Taken from the Guardian
-Cairo - September 2010
The daughter of the former Egyptian president Anwar Sadat is going to court to defend her late father against allegations that he murdered Gamal Abdel Nasser, founding father of the modern Egyptian republic.
Sadat, most famous for his controversial peace deal with Israel at Camp David, took over the presidency after Nasser's unexpected death in 1970 from a heart attack that some doctors attributed to poisoning.
Last week, Mohamed Hassanein Heikal, a veteran Egyptian journalist and former Sadat aide, used his show on al-Jazeera television to give an account of Nasser's final days, which included several hints that the second president's death might not have been natural.
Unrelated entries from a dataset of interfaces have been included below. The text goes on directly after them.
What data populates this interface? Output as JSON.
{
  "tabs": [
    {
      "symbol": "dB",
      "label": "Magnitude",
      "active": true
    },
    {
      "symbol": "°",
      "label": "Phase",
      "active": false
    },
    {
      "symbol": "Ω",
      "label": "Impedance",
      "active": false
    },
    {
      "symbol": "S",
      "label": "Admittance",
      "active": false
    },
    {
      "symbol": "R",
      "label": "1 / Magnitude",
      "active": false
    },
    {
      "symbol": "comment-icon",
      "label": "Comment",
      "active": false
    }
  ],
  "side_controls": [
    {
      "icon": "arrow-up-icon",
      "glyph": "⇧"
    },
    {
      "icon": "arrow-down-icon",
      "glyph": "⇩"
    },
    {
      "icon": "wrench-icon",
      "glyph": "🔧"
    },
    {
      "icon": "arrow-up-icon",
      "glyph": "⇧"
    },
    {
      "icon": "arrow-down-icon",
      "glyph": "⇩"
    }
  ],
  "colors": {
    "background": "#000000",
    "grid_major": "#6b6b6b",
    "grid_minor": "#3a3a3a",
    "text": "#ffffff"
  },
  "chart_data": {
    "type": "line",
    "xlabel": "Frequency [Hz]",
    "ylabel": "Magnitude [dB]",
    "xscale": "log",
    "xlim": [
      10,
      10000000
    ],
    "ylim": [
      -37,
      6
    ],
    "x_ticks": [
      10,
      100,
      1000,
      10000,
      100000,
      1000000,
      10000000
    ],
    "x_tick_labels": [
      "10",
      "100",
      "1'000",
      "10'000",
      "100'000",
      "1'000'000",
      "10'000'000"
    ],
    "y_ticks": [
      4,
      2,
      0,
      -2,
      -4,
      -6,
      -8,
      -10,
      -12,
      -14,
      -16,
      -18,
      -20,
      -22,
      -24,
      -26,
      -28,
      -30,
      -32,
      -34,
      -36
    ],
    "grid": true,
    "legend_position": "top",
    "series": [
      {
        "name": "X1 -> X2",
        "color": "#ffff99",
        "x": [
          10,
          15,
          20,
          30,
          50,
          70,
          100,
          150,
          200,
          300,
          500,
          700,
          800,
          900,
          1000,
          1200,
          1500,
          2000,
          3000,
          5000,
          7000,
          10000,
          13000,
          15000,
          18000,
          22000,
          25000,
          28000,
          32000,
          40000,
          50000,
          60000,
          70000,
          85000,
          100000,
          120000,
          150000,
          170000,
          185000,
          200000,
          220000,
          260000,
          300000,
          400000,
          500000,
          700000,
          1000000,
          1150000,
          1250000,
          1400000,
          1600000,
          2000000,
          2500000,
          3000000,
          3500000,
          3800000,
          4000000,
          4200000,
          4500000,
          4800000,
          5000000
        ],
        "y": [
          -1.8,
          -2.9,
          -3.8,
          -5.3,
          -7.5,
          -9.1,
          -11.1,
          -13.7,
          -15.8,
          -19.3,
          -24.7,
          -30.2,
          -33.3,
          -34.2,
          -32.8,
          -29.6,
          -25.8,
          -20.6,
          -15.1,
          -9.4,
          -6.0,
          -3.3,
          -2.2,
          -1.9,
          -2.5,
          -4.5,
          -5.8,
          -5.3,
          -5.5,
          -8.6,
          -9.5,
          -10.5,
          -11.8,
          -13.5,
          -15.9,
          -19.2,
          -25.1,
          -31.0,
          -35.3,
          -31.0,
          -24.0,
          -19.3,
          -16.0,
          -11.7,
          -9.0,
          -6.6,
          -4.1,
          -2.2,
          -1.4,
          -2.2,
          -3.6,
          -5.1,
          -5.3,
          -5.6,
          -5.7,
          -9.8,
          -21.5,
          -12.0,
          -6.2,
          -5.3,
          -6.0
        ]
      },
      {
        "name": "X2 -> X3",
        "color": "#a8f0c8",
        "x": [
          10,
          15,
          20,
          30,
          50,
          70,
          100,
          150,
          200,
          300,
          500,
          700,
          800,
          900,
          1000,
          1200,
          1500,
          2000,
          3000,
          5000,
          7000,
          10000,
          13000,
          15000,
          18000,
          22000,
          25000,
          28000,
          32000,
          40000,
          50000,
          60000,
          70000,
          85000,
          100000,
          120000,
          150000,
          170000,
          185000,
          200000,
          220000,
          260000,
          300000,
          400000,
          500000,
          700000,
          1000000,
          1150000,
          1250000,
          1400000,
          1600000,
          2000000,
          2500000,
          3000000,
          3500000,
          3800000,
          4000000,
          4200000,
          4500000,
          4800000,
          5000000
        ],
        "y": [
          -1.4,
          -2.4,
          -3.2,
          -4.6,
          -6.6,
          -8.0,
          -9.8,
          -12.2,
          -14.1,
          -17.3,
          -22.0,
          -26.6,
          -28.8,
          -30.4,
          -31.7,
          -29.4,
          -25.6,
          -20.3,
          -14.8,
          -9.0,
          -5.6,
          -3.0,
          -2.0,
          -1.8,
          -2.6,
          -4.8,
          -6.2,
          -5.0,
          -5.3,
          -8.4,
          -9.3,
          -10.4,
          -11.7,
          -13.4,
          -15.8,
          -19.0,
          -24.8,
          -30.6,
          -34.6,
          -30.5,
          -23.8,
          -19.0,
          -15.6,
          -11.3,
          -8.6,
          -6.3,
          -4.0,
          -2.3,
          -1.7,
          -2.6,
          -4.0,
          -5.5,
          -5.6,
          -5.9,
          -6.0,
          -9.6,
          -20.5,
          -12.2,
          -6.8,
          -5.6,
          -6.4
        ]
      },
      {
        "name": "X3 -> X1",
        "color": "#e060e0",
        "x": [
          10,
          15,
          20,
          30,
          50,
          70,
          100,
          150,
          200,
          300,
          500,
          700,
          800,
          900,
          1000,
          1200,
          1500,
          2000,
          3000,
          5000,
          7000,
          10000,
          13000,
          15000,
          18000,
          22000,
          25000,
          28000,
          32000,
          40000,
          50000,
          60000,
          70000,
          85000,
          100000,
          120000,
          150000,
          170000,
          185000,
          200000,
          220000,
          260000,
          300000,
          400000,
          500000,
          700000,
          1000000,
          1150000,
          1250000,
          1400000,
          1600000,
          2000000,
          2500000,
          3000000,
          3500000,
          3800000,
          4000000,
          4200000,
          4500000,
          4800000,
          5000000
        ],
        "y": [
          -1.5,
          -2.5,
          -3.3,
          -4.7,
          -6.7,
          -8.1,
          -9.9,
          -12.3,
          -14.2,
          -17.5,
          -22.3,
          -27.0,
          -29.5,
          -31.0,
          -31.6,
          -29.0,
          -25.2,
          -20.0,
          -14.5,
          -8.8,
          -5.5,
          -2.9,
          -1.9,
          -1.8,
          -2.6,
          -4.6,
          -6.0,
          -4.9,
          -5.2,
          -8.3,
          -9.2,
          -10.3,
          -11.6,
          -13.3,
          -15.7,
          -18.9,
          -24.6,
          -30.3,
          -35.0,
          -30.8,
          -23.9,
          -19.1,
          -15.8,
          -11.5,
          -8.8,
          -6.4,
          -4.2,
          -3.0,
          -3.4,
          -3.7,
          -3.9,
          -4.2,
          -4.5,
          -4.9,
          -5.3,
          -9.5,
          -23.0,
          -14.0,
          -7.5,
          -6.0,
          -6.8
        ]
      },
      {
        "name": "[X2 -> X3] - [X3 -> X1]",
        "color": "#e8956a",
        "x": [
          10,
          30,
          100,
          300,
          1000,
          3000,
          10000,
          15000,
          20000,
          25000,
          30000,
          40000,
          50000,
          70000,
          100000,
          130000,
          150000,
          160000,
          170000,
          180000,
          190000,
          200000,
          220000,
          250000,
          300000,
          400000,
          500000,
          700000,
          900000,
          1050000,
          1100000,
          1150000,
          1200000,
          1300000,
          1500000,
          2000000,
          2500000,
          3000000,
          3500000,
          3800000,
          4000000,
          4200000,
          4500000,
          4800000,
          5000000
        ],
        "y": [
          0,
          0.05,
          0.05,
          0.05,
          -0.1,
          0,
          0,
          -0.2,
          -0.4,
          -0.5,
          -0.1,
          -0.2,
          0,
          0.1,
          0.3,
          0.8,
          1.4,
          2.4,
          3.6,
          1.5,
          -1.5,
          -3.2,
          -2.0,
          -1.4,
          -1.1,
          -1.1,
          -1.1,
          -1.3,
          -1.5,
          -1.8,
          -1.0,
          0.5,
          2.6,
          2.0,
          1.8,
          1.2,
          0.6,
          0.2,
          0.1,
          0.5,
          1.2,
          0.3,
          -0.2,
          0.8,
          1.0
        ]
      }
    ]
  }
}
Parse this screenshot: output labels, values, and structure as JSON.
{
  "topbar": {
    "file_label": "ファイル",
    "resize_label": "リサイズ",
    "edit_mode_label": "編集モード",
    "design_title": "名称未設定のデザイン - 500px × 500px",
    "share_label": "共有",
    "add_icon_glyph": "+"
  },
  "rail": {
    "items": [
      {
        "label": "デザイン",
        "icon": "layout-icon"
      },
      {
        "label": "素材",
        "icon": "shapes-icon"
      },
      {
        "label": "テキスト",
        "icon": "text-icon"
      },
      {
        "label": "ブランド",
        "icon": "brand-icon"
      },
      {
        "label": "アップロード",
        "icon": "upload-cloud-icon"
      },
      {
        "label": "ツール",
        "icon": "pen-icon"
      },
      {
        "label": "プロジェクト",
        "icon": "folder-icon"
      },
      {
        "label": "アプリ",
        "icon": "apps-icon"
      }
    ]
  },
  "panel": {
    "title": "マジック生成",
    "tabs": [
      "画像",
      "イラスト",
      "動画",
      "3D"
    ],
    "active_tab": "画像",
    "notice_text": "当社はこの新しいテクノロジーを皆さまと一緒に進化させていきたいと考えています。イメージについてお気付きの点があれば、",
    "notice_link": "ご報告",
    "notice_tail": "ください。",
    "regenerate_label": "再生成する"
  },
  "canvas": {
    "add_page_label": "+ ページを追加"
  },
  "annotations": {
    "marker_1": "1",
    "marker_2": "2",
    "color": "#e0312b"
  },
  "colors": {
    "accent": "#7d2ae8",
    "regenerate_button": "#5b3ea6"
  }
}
In what the Egyptian press have dubbed a "40-year bombshell", Heikal recalled an incident at a Cairo hotel where Nasser was meeting the late Palestinian leader Yasser Arafat. According to Heikal the two leaders had a heated argument, after which Nasser looked so nervous that Sadat, who was vice-president at the time, offered to fetch him a cup of coffee.
Heikal alleges that Sadat ordered the president's private cook out of the kitchen and made the coffee himself, which Nasser drank. Three days later Nasser collapsed and died, bringing several million mourners out on to the streets of Cairo and leading one best-selling Arab newspaper to declare that "one hundred million people – the Arabs – are now orphans."
Sadat's family have responded angrily to what they see as an attempt to link Sadat, who was later assassinated by radical Islamists, to his predecessor's death.
One daughter took to the airwaves to dismiss the claim as false, while another has filed an official complaint with the Egyptian prosecutor-general, accusing Heikal of libel and slander.
"What Heikal said has inflicted tremendous damage on me and my family and hurt our feelings deeply," wrote Ruqaya Sadat in her submission to the courts.
Offering an intriguing insight into the detachment of political leaders from their people, Sadat’s family have argued that Heikal’s account cannot be true – because Sadat was incapable of making a cup of coffee on his own.
On the same TV show Heikal, one of the oldest and most high-profile public commentators in the Middle East, went on to say that he thought it "unlikely" Sadat had poisoned Nasser's coffee, but that qualification has failed to quell the storm. Many observers believe that the commentator's on-air statements, which included the line, "there's no proof [that Nasser was murdered], but a lot of speculations," were deliberately designed to cast suspicion on Sadat.
"This is a brawl between celebrity and senility," said Hisham Kassem, a prominent Egyptian publisher. "Heikal has had nothing to say over the past four decades and his TV show has become increasingly insignificant, so he's trying to drum up some publicity.
"Ruqaya Sadat wants to sue practically anyone who mentions her father outside the context of a god. The fact that so much has been made of this story is a sad reflection on the state of the Egyptian press."
The controversy has erupted just as extra attention is being heaped on the legacy of Nasser, a towering historical figure who styled himself not only as a revolutionary leader of the Arab World but also as a global champion of developing and post-colonial nations throughout the 1950s and 60s.
The Egyptian government recently announced that Nasser’s former Cairo home would be turned into a national museum; in an ironic twist of fate that reflects the transition Egypt has undergone since the demise of its socialist talisman, the construction of the museum will be contracted out to a private company.